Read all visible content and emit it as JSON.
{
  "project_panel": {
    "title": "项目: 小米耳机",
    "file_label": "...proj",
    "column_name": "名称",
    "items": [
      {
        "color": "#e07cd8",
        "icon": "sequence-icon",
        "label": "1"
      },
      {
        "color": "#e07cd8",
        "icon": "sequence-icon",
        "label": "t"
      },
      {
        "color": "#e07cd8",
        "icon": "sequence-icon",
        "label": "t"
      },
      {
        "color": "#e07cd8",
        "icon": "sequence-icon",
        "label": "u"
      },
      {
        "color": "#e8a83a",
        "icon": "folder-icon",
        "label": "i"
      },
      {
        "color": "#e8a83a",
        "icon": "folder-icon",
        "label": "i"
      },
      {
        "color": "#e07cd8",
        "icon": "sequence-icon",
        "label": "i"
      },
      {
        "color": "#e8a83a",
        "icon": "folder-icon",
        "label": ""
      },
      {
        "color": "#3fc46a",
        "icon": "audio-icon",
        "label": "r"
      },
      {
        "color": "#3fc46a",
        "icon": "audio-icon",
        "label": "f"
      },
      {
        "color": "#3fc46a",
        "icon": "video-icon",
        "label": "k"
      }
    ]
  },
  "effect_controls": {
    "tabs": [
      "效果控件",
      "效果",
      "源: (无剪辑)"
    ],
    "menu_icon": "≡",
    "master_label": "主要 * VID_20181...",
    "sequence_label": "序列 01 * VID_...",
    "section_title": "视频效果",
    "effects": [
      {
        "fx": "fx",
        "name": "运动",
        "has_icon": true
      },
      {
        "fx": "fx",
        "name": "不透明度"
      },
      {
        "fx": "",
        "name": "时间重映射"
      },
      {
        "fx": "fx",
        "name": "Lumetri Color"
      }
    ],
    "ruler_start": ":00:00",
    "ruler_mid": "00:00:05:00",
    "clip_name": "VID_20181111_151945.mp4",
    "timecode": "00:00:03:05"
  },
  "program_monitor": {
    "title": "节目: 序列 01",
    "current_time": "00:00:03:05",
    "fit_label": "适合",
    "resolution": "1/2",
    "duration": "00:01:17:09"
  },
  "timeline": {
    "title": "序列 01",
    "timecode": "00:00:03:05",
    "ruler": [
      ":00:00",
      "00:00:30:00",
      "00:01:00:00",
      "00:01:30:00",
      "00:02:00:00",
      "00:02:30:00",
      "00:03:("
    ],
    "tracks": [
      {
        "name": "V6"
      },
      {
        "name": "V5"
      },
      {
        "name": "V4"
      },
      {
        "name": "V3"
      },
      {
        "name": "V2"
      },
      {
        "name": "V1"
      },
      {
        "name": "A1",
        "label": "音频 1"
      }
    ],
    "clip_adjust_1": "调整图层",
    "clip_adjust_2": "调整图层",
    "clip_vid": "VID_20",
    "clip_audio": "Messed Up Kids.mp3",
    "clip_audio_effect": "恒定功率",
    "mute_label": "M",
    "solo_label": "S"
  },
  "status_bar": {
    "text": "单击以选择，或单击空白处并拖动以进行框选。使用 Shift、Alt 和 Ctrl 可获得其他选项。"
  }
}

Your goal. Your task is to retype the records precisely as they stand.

Response below.
Read all visible content and emit it as JSON.
{
  "project_panel": {
    "title": "项目: 小米耳机",
    "file_label": "...proj",
    "column_name": "名称",
    "items": [
      {
        "color": "#e07cd8",
        "icon": "sequence-icon",
        "label": "1"
      },
      {
        "color": "#e07cd8",
        "icon": "sequence-icon",
        "label": "t"
      },
      {
        "color": "#e07cd8",
        "icon": "sequence-icon",
        "label": "t"
      },
      {
        "color": "#e07cd8",
        "icon": "sequence-icon",
        "label": "u"
      },
      {
        "color": "#e8a83a",
        "icon": "folder-icon",
        "label": "i"
      },
      {
        "color": "#e8a83a",
        "icon": "folder-icon",
        "label": "i"
      },
      {
        "color": "#e07cd8",
        "icon": "sequence-icon",
        "label": "i"
      },
      {
        "color": "#e8a83a",
        "icon": "folder-icon",
        "label": ""
      },
      {
        "color": "#3fc46a",
        "icon": "audio-icon",
        "label": "r"
      },
      {
        "color": "#3fc46a",
        "icon": "audio-icon",
        "label": "f"
      },
      {
        "color": "#3fc46a",
        "icon": "video-icon",
        "label": "k"
      }
    ]
  },
  "effect_controls": {
    "tabs": [
      "效果控件",
      "效果",
      "源: (无剪辑)"
    ],
    "menu_icon": "≡",
    "master_label": "主要 * VID_20181...",
    "sequence_label": "序列 01 * VID_...",
    "section_title": "视频效果",
    "effects": [
      {
        "fx": "fx",
        "name": "运动",
        "has_icon": true
      },
      {
        "fx": "fx",
        "name": "不透明度"
      },
      {
        "fx": "",
        "name": "时间重映射"
      },
      {
        "fx": "fx",
        "name": "Lumetri Color"
      }
    ],
    "ruler_start": ":00:00",
    "ruler_mid": "00:00:05:00",
    "clip_name": "VID_20181111_151945.mp4",
    "timecode": "00:00:03:05"
  },
  "program_monitor": {
    "title": "节目: 序列 01",
    "current_time": "00:00:03:05",
    "fit_label": "适合",
    "resolution": "1/2",
    "duration": "00:01:17:09"
  },
  "timeline": {
    "title": "序列 01",
    "timecode": "00:00:03:05",
    "ruler": [
      ":00:00",
      "00:00:30:00",
      "00:01:00:00",
      "00:01:30:00",
      "00:02:00:00",
      "00:02:30:00",
      "00:03:("
    ],
    "tracks": [
      {
        "name": "V6"
      },
      {
        "name": "V5"
      },
      {
        "name": "V4"
      },
      {
        "name": "V3"
      },
      {
        "name": "V2"
      },
      {
        "name": "V1"
      },
      {
        "name": "A1",
        "label": "音频 1"
      }
    ],
    "clip_adjust_1": "调整图层",
    "clip_adjust_2": "调整图层",
    "clip_vid": "VID_20",
    "clip_audio": "Messed Up Kids.mp3",
    "clip_audio_effect": "恒定功率",
    "mute_label": "M",
    "solo_label": "S"
  },
  "status_bar": {
    "text": "单击以选择，或单击空白处并拖动以进行框选。使用 Shift、Alt 和 Ctrl 可获得其他选项。"
  }
}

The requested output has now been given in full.